Work out how many lines of the entries have the word "ベータ版" in them. Respond with that number only.
[[ Data open ]]
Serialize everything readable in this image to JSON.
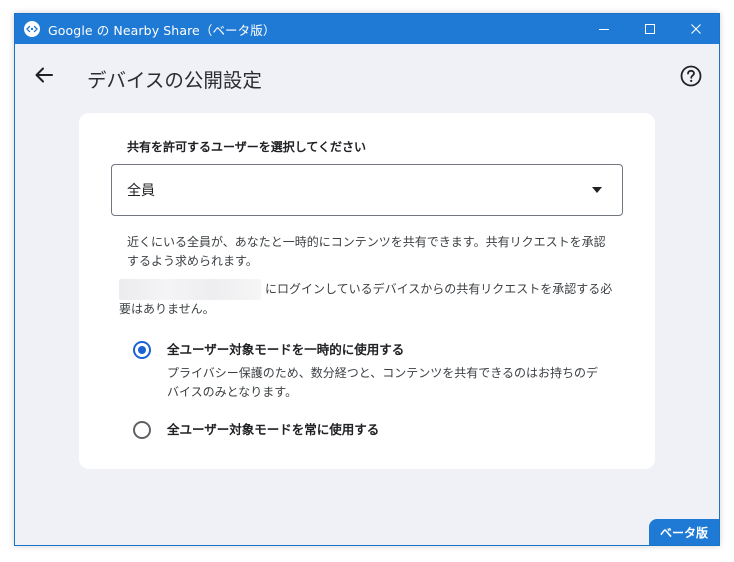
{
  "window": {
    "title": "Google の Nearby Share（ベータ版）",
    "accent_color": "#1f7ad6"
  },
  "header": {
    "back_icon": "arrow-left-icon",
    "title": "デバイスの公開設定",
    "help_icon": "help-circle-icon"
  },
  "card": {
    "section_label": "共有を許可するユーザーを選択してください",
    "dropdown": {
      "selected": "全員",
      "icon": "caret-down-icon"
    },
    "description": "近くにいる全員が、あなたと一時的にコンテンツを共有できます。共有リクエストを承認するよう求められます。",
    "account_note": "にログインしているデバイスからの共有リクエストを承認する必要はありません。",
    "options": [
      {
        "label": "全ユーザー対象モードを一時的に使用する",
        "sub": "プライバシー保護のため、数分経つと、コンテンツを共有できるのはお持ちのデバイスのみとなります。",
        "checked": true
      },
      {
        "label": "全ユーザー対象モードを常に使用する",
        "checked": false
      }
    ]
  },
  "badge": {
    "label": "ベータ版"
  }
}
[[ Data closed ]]
== Task output ==
2